Part of the strategy is the complete halt of large-scale old growth timber sales. Small-scale will still be available for “community consumption and cultural uses such as totem poles, canoes and tribal artisan use.” The management resources usually employed for the timber sales will be redirected to assist in forest restoration, recreation, and resilience. These efforts will also aid the current push for climate, wildlife habitat, and watershed improvement. In order to provide further stability and certainty to the region, the strategy will also provide for the restoration of the 2001 Roadless Rule protections in the Tongass National Forest.
Since Southeast Alaska is an area with diverse needs, the USDA claims it is necessary to collaborate with groups who represent the diverse interests of the area. Secretary Tom Vilsack described the motive behind the new USDA initiative, explaining, “we look forward to meaningful consultation with Tribal governments and Alaska Native corporations, and engaging with local communities, partners, and the State to prioritize management and investments in the region that reflect a holistic approach to the diverse values present in the region.”
Ultimately, the new Southeast Alaska Sustainability Strategy will aid in identifying long-term economic opportunities and make use of the resources in Southeast Alaska while also reflecting the cultural heritage of the area. The next 30 days will involve the USDA collaborating with different groups to design practical approaches and opportunities for the $25 million investment. Every effort will be taken by the USDA to maintain the old growth temperate rainforest in Southeast Alaska.
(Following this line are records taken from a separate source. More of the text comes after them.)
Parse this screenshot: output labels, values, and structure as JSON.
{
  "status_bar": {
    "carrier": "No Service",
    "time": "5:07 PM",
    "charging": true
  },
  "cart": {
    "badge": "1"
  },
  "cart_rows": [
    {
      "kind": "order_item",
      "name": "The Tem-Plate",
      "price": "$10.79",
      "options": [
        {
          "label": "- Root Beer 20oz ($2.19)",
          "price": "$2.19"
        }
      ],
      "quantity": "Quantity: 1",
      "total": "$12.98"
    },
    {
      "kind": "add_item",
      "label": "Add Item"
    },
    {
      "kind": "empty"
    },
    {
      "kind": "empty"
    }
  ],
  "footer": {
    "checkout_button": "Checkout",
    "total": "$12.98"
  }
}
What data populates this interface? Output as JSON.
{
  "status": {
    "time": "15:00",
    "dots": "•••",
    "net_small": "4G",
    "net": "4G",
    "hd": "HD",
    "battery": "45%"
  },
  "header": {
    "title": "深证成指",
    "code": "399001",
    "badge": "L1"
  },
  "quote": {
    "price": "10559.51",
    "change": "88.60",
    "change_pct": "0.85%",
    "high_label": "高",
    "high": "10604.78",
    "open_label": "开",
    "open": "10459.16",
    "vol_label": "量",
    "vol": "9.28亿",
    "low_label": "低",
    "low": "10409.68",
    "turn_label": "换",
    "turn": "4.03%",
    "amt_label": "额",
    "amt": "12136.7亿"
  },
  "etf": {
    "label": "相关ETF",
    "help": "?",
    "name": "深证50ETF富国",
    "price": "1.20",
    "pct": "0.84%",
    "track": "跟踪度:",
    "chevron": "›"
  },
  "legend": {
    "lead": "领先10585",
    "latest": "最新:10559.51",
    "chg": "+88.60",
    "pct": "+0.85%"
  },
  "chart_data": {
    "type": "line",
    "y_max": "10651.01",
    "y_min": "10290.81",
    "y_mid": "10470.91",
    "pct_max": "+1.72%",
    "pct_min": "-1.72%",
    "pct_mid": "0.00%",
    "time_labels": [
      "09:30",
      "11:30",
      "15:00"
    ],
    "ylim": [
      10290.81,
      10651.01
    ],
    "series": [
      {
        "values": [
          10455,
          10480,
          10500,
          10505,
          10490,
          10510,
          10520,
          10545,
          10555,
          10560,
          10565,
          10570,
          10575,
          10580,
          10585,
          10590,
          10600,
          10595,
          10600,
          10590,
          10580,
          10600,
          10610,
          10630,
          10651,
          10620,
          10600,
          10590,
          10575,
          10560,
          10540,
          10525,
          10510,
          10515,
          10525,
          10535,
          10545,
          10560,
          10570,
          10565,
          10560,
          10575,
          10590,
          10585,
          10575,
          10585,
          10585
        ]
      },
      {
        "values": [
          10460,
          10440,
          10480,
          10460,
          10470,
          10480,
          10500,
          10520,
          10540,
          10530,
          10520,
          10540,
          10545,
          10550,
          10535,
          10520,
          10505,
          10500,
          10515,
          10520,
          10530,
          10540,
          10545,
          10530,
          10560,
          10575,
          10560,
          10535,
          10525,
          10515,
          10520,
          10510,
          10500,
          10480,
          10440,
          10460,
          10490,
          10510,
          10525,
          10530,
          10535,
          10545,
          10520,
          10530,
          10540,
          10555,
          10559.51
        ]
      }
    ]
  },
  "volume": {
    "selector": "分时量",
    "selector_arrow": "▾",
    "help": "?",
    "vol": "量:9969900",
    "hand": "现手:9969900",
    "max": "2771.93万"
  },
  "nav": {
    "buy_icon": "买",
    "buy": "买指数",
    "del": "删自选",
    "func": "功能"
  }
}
The strategy is in direct alignment with the Biden administration’s efforts to address climate change on a global and local scale.